Data to use ->
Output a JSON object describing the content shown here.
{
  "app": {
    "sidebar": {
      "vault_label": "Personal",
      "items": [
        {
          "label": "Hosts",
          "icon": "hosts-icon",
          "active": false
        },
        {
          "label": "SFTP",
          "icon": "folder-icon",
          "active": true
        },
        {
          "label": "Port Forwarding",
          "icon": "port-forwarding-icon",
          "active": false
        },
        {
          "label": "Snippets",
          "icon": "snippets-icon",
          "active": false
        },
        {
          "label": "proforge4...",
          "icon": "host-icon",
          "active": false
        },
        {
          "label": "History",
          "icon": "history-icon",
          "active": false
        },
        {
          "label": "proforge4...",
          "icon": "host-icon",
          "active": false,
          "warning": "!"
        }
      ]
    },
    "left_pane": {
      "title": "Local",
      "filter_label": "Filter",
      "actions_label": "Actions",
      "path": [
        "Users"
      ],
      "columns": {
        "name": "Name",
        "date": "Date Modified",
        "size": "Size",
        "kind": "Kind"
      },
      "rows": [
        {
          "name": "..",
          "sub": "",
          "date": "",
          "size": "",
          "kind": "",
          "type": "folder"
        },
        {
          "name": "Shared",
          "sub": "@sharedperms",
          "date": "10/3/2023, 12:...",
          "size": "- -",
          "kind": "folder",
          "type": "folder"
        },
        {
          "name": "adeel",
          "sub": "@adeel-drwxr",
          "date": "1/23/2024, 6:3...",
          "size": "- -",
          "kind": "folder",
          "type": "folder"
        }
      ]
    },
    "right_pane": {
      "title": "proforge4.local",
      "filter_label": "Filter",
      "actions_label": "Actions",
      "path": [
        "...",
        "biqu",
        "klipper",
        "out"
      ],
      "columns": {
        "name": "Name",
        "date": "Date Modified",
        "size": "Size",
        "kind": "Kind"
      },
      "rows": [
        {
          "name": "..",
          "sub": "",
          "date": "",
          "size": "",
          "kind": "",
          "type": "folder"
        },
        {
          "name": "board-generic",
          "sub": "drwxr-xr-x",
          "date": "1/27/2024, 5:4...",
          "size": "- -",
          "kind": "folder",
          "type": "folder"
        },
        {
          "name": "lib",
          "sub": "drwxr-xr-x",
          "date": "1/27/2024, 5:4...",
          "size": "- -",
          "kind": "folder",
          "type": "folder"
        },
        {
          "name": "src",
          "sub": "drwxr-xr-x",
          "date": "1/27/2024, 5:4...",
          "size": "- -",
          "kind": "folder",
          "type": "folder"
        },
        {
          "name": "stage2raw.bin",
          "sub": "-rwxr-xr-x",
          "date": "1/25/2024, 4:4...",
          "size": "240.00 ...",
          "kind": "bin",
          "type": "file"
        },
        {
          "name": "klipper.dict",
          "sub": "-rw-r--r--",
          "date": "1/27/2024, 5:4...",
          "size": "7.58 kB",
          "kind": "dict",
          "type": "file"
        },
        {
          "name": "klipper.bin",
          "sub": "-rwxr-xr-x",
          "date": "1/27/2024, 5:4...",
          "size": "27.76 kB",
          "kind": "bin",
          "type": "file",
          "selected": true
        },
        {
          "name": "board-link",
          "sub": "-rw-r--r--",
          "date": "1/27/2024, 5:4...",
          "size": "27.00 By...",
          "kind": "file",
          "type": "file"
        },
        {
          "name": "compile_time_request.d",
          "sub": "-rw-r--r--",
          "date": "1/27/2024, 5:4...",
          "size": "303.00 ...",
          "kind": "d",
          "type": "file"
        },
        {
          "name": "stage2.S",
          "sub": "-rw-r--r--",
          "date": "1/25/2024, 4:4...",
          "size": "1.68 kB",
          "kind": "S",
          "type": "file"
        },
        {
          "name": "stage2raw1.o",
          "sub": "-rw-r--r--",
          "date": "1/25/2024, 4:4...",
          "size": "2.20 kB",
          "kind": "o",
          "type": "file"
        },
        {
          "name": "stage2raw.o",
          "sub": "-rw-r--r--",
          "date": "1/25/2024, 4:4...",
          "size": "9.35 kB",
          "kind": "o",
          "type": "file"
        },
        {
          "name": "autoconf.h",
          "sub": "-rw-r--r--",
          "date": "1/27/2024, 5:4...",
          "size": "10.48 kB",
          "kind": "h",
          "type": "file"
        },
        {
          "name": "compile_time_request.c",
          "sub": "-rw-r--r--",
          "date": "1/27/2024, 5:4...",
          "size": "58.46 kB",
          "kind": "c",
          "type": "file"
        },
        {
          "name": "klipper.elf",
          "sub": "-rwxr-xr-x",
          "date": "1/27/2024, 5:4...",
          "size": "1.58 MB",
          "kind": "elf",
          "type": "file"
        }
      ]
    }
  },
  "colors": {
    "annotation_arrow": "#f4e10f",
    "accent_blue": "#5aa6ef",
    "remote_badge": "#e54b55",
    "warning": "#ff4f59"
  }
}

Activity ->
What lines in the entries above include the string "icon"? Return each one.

Answer box ->
          "icon": "hosts-icon",
          "icon": "folder-icon",
          "icon": "port-forwarding-icon",
          "icon": "snippets-icon",
          "icon": "host-icon",
          "icon": "history-icon",
          "icon": "host-icon",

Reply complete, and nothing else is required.